◆ What you are asked to do
Word for word, reproduce the records that follow.

BEGIN Dataset

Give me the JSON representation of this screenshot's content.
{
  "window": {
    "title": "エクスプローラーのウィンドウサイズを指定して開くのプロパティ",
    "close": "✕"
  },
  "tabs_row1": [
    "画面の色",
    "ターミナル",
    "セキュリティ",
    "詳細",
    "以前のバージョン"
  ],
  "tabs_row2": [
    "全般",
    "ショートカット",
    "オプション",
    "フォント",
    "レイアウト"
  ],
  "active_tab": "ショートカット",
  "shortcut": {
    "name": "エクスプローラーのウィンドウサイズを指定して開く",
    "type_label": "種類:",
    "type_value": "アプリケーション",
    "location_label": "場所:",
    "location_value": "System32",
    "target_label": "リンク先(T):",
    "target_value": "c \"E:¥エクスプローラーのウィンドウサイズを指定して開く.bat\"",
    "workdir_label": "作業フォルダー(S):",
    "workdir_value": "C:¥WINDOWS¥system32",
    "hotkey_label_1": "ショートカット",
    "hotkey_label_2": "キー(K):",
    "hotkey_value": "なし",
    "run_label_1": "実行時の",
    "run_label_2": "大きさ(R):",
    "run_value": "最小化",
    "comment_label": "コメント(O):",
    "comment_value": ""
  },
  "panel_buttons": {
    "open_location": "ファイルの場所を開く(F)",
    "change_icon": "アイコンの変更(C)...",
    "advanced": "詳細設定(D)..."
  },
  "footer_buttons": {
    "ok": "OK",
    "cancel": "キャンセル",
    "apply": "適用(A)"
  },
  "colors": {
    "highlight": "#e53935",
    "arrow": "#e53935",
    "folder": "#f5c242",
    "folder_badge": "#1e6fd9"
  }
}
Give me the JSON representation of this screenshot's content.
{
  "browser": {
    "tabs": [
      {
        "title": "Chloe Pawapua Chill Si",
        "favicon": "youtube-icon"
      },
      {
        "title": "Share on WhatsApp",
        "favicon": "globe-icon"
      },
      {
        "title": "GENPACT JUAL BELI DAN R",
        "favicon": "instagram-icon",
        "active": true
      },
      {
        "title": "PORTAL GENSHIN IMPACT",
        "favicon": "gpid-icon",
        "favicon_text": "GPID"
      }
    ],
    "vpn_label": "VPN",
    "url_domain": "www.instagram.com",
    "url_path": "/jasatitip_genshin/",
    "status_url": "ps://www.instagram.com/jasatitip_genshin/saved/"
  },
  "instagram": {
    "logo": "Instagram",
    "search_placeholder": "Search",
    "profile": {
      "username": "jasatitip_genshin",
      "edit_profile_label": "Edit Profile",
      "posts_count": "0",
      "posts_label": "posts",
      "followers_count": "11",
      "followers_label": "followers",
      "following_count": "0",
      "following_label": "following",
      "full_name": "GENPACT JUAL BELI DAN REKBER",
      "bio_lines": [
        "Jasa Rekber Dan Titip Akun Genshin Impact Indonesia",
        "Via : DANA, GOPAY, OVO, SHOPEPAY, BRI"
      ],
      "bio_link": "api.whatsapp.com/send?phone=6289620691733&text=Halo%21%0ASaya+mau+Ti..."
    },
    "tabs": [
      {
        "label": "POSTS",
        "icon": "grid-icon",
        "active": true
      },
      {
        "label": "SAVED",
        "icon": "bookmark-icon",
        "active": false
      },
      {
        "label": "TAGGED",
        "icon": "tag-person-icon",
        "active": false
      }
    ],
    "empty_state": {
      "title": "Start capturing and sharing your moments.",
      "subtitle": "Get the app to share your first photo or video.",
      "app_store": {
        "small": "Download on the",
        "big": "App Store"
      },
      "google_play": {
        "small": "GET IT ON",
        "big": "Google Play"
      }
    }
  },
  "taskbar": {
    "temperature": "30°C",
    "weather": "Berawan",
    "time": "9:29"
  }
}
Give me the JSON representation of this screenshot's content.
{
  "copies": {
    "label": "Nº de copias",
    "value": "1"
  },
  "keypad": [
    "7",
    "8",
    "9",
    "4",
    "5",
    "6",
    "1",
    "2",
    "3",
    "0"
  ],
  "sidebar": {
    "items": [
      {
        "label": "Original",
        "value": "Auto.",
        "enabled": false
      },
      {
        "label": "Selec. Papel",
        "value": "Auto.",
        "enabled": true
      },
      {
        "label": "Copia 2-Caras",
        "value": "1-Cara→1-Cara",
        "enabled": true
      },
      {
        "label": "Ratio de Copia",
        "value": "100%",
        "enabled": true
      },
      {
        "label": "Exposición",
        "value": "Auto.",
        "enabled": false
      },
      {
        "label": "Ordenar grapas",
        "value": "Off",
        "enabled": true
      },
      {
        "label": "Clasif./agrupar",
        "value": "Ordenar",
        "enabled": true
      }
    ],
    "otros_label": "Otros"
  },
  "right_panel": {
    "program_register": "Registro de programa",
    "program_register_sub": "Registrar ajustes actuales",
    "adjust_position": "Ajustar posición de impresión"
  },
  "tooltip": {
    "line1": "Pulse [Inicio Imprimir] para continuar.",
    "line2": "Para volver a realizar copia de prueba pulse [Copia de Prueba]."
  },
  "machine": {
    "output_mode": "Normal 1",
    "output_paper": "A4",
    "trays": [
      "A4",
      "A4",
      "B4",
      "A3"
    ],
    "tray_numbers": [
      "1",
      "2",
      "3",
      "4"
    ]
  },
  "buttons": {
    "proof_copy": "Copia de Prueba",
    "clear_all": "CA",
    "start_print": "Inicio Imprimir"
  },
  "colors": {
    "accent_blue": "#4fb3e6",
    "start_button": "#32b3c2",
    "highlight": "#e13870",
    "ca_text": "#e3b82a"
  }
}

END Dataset

◆ Solution to the exercise
Give me the JSON representation of this screenshot's content.
{
  "window": {
    "title": "エクスプローラーのウィンドウサイズを指定して開くのプロパティ",
    "close": "✕"
  },
  "tabs_row1": [
    "画面の色",
    "ターミナル",
    "セキュリティ",
    "詳細",
    "以前のバージョン"
  ],
  "tabs_row2": [
    "全般",
    "ショートカット",
    "オプション",
    "フォント",
    "レイアウト"
  ],
  "active_tab": "ショートカット",
  "shortcut": {
    "name": "エクスプローラーのウィンドウサイズを指定して開く",
    "type_label": "種類:",
    "type_value": "アプリケーション",
    "location_label": "場所:",
    "location_value": "System32",
    "target_label": "リンク先(T):",
    "target_value": "c \"E:¥エクスプローラーのウィンドウサイズを指定して開く.bat\"",
    "workdir_label": "作業フォルダー(S):",
    "workdir_value": "C:¥WINDOWS¥system32",
    "hotkey_label_1": "ショートカット",
    "hotkey_label_2": "キー(K):",
    "hotkey_value": "なし",
    "run_label_1": "実行時の",
    "run_label_2": "大きさ(R):",
    "run_value": "最小化",
    "comment_label": "コメント(O):",
    "comment_value": ""
  },
  "panel_buttons": {
    "open_location": "ファイルの場所を開く(F)",
    "change_icon": "アイコンの変更(C)...",
    "advanced": "詳細設定(D)..."
  },
  "footer_buttons": {
    "ok": "OK",
    "cancel": "キャンセル",
    "apply": "適用(A)"
  },
  "colors": {
    "highlight": "#e53935",
    "arrow": "#e53935",
    "folder": "#f5c242",
    "folder_badge": "#1e6fd9"
  }
}
Give me the JSON representation of this screenshot's content.
{
  "browser": {
    "tabs": [
      {
        "title": "Chloe Pawapua Chill Si",
        "favicon": "youtube-icon"
      },
      {
        "title": "Share on WhatsApp",
        "favicon": "globe-icon"
      },
      {
        "title": "GENPACT JUAL BELI DAN R",
        "favicon": "instagram-icon",
        "active": true
      },
      {
        "title": "PORTAL GENSHIN IMPACT",
        "favicon": "gpid-icon",
        "favicon_text": "GPID"
      }
    ],
    "vpn_label": "VPN",
    "url_domain": "www.instagram.com",
    "url_path": "/jasatitip_genshin/",
    "status_url": "ps://www.instagram.com/jasatitip_genshin/saved/"
  },
  "instagram": {
    "logo": "Instagram",
    "search_placeholder": "Search",
    "profile": {
      "username": "jasatitip_genshin",
      "edit_profile_label": "Edit Profile",
      "posts_count": "0",
      "posts_label": "posts",
      "followers_count": "11",
      "followers_label": "followers",
      "following_count": "0",
      "following_label": "following",
      "full_name": "GENPACT JUAL BELI DAN REKBER",
      "bio_lines": [
        "Jasa Rekber Dan Titip Akun Genshin Impact Indonesia",
        "Via : DANA, GOPAY, OVO, SHOPEPAY, BRI"
      ],
      "bio_link": "api.whatsapp.com/send?phone=6289620691733&text=Halo%21%0ASaya+mau+Ti..."
    },
    "tabs": [
      {
        "label": "POSTS",
        "icon": "grid-icon",
        "active": true
      },
      {
        "label": "SAVED",
        "icon": "bookmark-icon",
        "active": false
      },
      {
        "label": "TAGGED",
        "icon": "tag-person-icon",
        "active": false
      }
    ],
    "empty_state": {
      "title": "Start capturing and sharing your moments.",
      "subtitle": "Get the app to share your first photo or video.",
      "app_store": {
        "small": "Download on the",
        "big": "App Store"
      },
      "google_play": {
        "small": "GET IT ON",
        "big": "Google Play"
      }
    }
  },
  "taskbar": {
    "temperature": "30°C",
    "weather": "Berawan",
    "time": "9:29"
  }
}
Give me the JSON representation of this screenshot's content.
{
  "copies": {
    "label": "Nº de copias",
    "value": "1"
  },
  "keypad": [
    "7",
    "8",
    "9",
    "4",
    "5",
    "6",
    "1",
    "2",
    "3",
    "0"
  ],
  "sidebar": {
    "items": [
      {
        "label": "Original",
        "value": "Auto.",
        "enabled": false
      },
      {
        "label": "Selec. Papel",
        "value": "Auto.",
        "enabled": true
      },
      {
        "label": "Copia 2-Caras",
        "value": "1-Cara→1-Cara",
        "enabled": true
      },
      {
        "label": "Ratio de Copia",
        "value": "100%",
        "enabled": true
      },
      {
        "label": "Exposición",
        "value": "Auto.",
        "enabled": false
      },
      {
        "label": "Ordenar grapas",
        "value": "Off",
        "enabled": true
      },
      {
        "label": "Clasif./agrupar",
        "value": "Ordenar",
        "enabled": true
      }
    ],
    "otros_label": "Otros"
  },
  "right_panel": {
    "program_register": "Registro de programa",
    "program_register_sub": "Registrar ajustes actuales",
    "adjust_position": "Ajustar posición de impresión"
  },
  "tooltip": {
    "line1": "Pulse [Inicio Imprimir] para continuar.",
    "line2": "Para volver a realizar copia de prueba pulse [Copia de Prueba]."
  },
  "machine": {
    "output_mode": "Normal 1",
    "output_paper": "A4",
    "trays": [
      "A4",
      "A4",
      "B4",
      "A3"
    ],
    "tray_numbers": [
      "1",
      "2",
      "3",
      "4"
    ]
  },
  "buttons": {
    "proof_copy": "Copia de Prueba",
    "clear_all": "CA",
    "start_print": "Inicio Imprimir"
  },
  "colors": {
    "accent_blue": "#4fb3e6",
    "start_button": "#32b3c2",
    "highlight": "#e13870",
    "ca_text": "#e3b82a"
  }
}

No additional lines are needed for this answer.